Have you asked the question, CBT vs DBT, and found yourself wondering which option is really right for your needs? Cognitive-behavioral therapy, or CBT, is one of the most common types of treatment for substance abuse and mental health disorders. Dialectical behavior therapy, or DBT, is also used in this manner. Many people will find that drug and alcohol treatment centers, like Atlanta Recovery Center, offer and recommend both options. What’s the difference, and what should you know before choosing a location for care?
So, What’s the CBT vs DBT Difference?
Both programs are used in many drug additional facilities. However, they were designed to address different needs. Traditionally, CBT has long been used as a way of changing the focus of a person’s thought patterns with the goal of helping the individual to stop thinking about drug use. When a person is exposed to CBT, they will spend time learning how to spot an unhealthy thought or one that’s distorted outside of what would be considered normal for other people. Then, they are taught how to replace those negative thoughts with more positive ones, therefore restructuring the thought patterns to achieve different goals.
DBT, on the other hand, was developed and used as a way to help people who had borderline personality disorders that often included very strong emotions and interpersonal conflicts. In this method, then, the goal is to validate emotions when they are occurring, accept them, and then regulate them properly to avoid negative outcomes.
When you consider CBT vs DBT, it is important to look at how it is done. For example, when a person comes to a therapist with a problem or a very specific concern, DBT tends to work very well. That is because it is very structured and requires a very specific set of steps. For example, if a person visits a therapist because he or she is experiencing self-hate related to past trauma, they will work through the specific set of steps to accept what has happened and to validate those emotions.

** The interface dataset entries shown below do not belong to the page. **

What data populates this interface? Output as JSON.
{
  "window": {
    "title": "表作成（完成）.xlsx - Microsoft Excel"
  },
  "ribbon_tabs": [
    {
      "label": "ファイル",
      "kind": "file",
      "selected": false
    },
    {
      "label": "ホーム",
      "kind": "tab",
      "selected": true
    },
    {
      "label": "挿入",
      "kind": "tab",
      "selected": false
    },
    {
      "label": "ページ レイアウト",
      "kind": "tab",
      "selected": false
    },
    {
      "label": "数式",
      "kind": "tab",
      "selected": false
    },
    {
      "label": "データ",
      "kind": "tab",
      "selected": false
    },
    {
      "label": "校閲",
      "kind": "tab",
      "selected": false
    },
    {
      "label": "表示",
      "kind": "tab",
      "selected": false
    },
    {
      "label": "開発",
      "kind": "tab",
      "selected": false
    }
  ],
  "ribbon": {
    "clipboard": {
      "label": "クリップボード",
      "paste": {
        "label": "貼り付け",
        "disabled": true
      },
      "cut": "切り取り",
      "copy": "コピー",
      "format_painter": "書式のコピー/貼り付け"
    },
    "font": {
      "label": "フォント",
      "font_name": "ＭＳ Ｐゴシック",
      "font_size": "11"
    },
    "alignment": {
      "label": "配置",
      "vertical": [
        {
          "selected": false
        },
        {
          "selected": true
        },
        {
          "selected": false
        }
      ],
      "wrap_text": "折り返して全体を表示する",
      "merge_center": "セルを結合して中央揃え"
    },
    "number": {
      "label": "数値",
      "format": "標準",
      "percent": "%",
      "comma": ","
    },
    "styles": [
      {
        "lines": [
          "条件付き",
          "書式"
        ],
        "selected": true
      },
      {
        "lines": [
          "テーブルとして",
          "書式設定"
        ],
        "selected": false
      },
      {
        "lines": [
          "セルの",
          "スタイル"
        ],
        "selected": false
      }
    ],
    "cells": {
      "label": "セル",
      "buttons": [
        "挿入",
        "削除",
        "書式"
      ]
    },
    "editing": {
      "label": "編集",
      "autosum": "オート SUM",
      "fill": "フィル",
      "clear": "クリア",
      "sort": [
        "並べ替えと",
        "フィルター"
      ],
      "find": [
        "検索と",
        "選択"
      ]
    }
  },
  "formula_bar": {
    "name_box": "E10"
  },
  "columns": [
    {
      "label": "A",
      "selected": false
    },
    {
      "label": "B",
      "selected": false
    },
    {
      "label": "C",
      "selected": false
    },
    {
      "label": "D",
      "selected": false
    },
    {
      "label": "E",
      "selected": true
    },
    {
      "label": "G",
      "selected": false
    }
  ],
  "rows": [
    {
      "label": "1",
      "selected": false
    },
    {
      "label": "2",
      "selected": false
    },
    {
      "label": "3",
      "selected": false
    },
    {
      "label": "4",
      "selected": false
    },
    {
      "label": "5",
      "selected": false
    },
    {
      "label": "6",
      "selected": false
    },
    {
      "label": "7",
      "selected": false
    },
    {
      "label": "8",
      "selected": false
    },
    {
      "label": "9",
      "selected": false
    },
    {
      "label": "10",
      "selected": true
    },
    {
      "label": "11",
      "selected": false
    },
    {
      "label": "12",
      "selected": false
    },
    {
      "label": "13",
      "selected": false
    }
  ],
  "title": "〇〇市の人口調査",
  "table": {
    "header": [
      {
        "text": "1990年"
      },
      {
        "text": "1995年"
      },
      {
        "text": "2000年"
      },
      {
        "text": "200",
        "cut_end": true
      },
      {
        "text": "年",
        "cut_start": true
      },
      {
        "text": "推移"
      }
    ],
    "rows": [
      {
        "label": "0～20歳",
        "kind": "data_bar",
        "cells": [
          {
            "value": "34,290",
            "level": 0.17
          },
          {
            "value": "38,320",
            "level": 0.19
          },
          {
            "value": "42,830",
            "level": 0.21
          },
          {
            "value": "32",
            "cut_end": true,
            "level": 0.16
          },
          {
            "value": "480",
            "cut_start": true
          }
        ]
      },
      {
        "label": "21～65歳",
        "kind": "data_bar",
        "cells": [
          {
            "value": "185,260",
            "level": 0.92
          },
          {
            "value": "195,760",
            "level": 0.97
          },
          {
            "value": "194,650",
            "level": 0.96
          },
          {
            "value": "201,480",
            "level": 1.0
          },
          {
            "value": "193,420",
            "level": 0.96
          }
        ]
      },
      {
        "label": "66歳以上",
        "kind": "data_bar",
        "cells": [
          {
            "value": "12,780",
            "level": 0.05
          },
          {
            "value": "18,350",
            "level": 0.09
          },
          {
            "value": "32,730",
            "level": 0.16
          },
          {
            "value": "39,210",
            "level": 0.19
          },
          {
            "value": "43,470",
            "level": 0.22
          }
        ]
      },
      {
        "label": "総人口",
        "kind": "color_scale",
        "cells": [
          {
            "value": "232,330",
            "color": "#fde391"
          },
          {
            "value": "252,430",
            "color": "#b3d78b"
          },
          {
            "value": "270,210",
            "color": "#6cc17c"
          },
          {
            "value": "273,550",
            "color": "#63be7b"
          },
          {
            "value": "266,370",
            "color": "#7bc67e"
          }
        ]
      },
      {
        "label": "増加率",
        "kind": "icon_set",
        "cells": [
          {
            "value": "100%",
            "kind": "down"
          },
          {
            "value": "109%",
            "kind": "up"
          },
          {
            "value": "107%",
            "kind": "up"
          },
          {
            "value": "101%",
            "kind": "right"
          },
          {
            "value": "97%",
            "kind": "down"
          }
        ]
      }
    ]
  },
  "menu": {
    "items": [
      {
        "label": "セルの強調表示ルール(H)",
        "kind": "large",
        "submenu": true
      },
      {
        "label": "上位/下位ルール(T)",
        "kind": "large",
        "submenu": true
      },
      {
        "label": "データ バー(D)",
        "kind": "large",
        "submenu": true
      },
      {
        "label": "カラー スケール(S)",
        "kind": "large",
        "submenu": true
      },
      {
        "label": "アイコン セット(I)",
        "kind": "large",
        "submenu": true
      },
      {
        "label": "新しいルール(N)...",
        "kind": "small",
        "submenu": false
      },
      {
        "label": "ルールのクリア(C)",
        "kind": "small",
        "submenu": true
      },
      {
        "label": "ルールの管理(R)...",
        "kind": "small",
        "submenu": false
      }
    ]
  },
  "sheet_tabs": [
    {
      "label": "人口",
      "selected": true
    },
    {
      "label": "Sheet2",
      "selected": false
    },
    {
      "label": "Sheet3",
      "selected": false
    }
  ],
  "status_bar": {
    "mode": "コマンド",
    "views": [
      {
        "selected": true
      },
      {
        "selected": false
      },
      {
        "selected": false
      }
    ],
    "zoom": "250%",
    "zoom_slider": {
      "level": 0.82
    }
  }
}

CBT, on the other hand, requires more thinking and more actual work. In this case, a person must really be vigilant to notice the negative thought patterns they are having. They then need to change that way of thinking. It is done in the moment and with a specific focus. That puts more of the pressure of the success of this treatment on the patient themselves.
What Type of Care Is Best for You?
When you think about addiction and mental health disorders, the CBT vs DBT difference is important to note, but it doesn’t define the specific treatment right for any given person. When you visit us at Atlantic Recovery Center, our goal is to create a treatment plan that is designed for your needs. If you are coming to us for addiction treatment solutions, we want to create a customized treatment plan that fits your needs. Sometimes this will also include co-occurring disorder treatment in which both addiction and mental health care are addressed at the same time.
Most of our clients also need to consider the level of care they need beyond just these types of therapy. We may recommend:
- Residential treatment programs
- Intensive outpatient treatment
- Partial hospitalization treatment
- Detox (available through a third-party location)
- Outpatient counseling and aftercare later
At Atlantic Recovery Center, a key component of our focus is to provide you with information you need to make the right decisions for yourself. The CBT vs DBT debate is one you can have with our team to determine which is the best type of change of thought patterns for your needs. Our team is here to offer guidance to create a comprehensive treatment plan, no matter what you are up against within your addiction. Most often, both of these methods are a part of that treatment.
Are You Seeking Help for Addiction? Let Us Help You
Is CBT vs DBT the right option for you? Every person’s needs are different. At Atlanta Recovery Center, we work closely with you to understand what all of your needs are, creating an effective, comprehensive care plan that’s designed just for your needs. Call our compassionate counselors today at 1-866-824-5193 to learn more.